Excerpts from an interface dataset
**********

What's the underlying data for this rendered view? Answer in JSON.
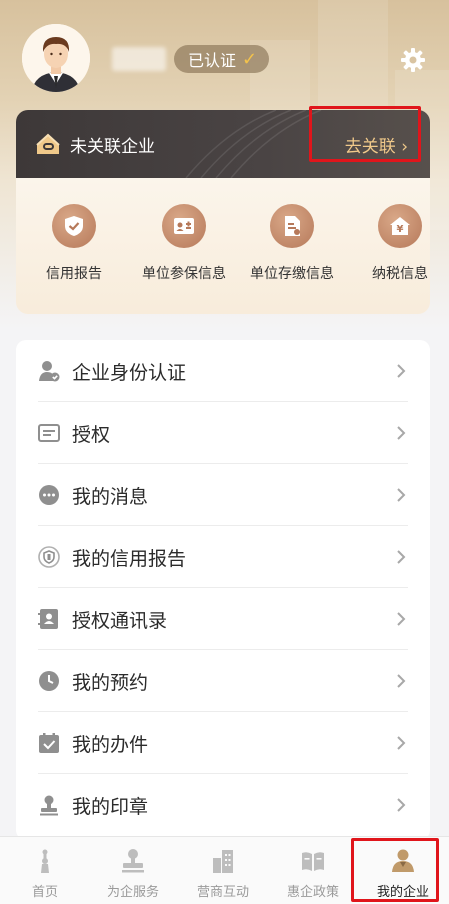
{
  "profile": {
    "verified_label": "已认证",
    "verified_mark": "✓",
    "settings_icon": "gear-icon",
    "avatar_icon": "avatar-icon"
  },
  "enterprise": {
    "status_text": "未关联企业",
    "link_label": "去关联 ›",
    "icon": "house-link-icon",
    "quick_actions": [
      {
        "label": "信用报告",
        "icon": "shield-check-icon"
      },
      {
        "label": "单位参保信息",
        "icon": "id-card-icon"
      },
      {
        "label": "单位存缴信息",
        "icon": "document-icon"
      },
      {
        "label": "纳税信息",
        "icon": "yuan-house-icon"
      }
    ]
  },
  "menu": {
    "items": [
      {
        "label": "企业身份认证",
        "icon": "user-verify-icon"
      },
      {
        "label": "授权",
        "icon": "authorize-icon"
      },
      {
        "label": "我的消息",
        "icon": "message-icon"
      },
      {
        "label": "我的信用报告",
        "icon": "credit-report-icon"
      },
      {
        "label": "授权通讯录",
        "icon": "contacts-icon"
      },
      {
        "label": "我的预约",
        "icon": "clock-icon"
      },
      {
        "label": "我的办件",
        "icon": "calendar-check-icon"
      },
      {
        "label": "我的印章",
        "icon": "seal-icon"
      }
    ]
  },
  "tabbar": {
    "tabs": [
      {
        "label": "首页",
        "icon": "home-tower-icon",
        "active": false
      },
      {
        "label": "为企服务",
        "icon": "service-stamp-icon",
        "active": false
      },
      {
        "label": "营商互动",
        "icon": "buildings-icon",
        "active": false
      },
      {
        "label": "惠企政策",
        "icon": "policy-book-icon",
        "active": false
      },
      {
        "label": "我的企业",
        "icon": "my-enterprise-icon",
        "active": true
      }
    ]
  },
  "colors": {
    "accent_gold": "#f0c98a",
    "dark_bar": "#3d3838",
    "icon_brown": "#b6795a",
    "highlight_red": "#e0151b"
  }
}
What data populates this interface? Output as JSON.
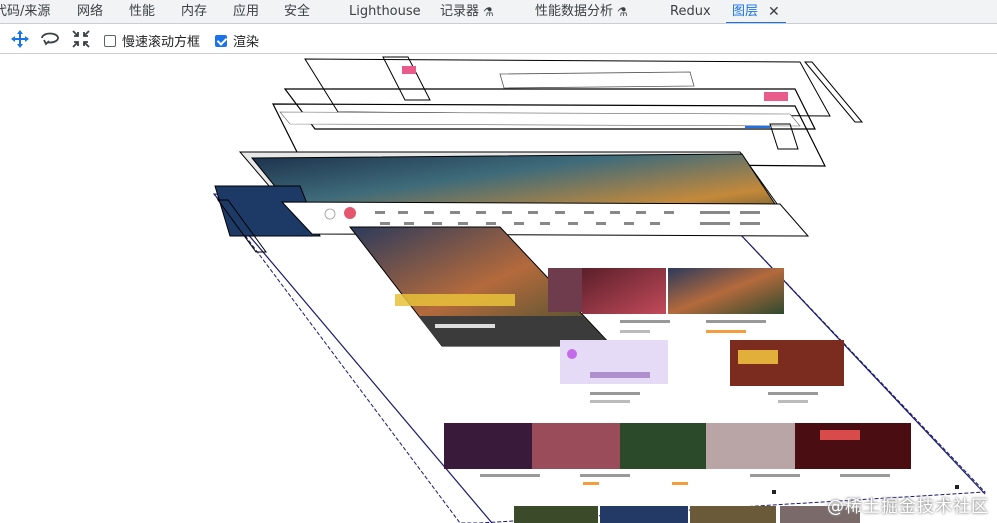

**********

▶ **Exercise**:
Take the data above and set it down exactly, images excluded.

▶ **Answer space**:
What's the underlying data for this rendered view? Answer in JSON.
{
  "profile": {
    "verified_label": "已认证",
    "verified_mark": "✓",
    "settings_icon": "gear-icon",
    "avatar_icon": "avatar-icon"
  },
  "enterprise": {
    "status_text": "未关联企业",
    "link_label": "去关联 ›",
    "icon": "house-link-icon",
    "quick_actions": [
      {
        "label": "信用报告",
        "icon": "shield-check-icon"
      },
      {
        "label": "单位参保信息",
        "icon": "id-card-icon"
      },
      {
        "label": "单位存缴信息",
        "icon": "document-icon"
      },
      {
        "label": "纳税信息",
        "icon": "yuan-house-icon"
      }
    ]
  },
  "menu": {
    "items": [
      {
        "label": "企业身份认证",
        "icon": "user-verify-icon"
      },
      {
        "label": "授权",
        "icon": "authorize-icon"
      },
      {
        "label": "我的消息",
        "icon": "message-icon"
      },
      {
        "label": "我的信用报告",
        "icon": "credit-report-icon"
      },
      {
        "label": "授权通讯录",
        "icon": "contacts-icon"
      },
      {
        "label": "我的预约",
        "icon": "clock-icon"
      },
      {
        "label": "我的办件",
        "icon": "calendar-check-icon"
      },
      {
        "label": "我的印章",
        "icon": "seal-icon"
      }
    ]
  },
  "tabbar": {
    "tabs": [
      {
        "label": "首页",
        "icon": "home-tower-icon",
        "active": false
      },
      {
        "label": "为企服务",
        "icon": "service-stamp-icon",
        "active": false
      },
      {
        "label": "营商互动",
        "icon": "buildings-icon",
        "active": false
      },
      {
        "label": "惠企政策",
        "icon": "policy-book-icon",
        "active": false
      },
      {
        "label": "我的企业",
        "icon": "my-enterprise-icon",
        "active": true
      }
    ]
  },
  "colors": {
    "accent_gold": "#f0c98a",
    "dark_bar": "#3d3838",
    "icon_brown": "#b6795a",
    "highlight_red": "#e0151b"
  }
}
What data populates this interface? Output as JSON.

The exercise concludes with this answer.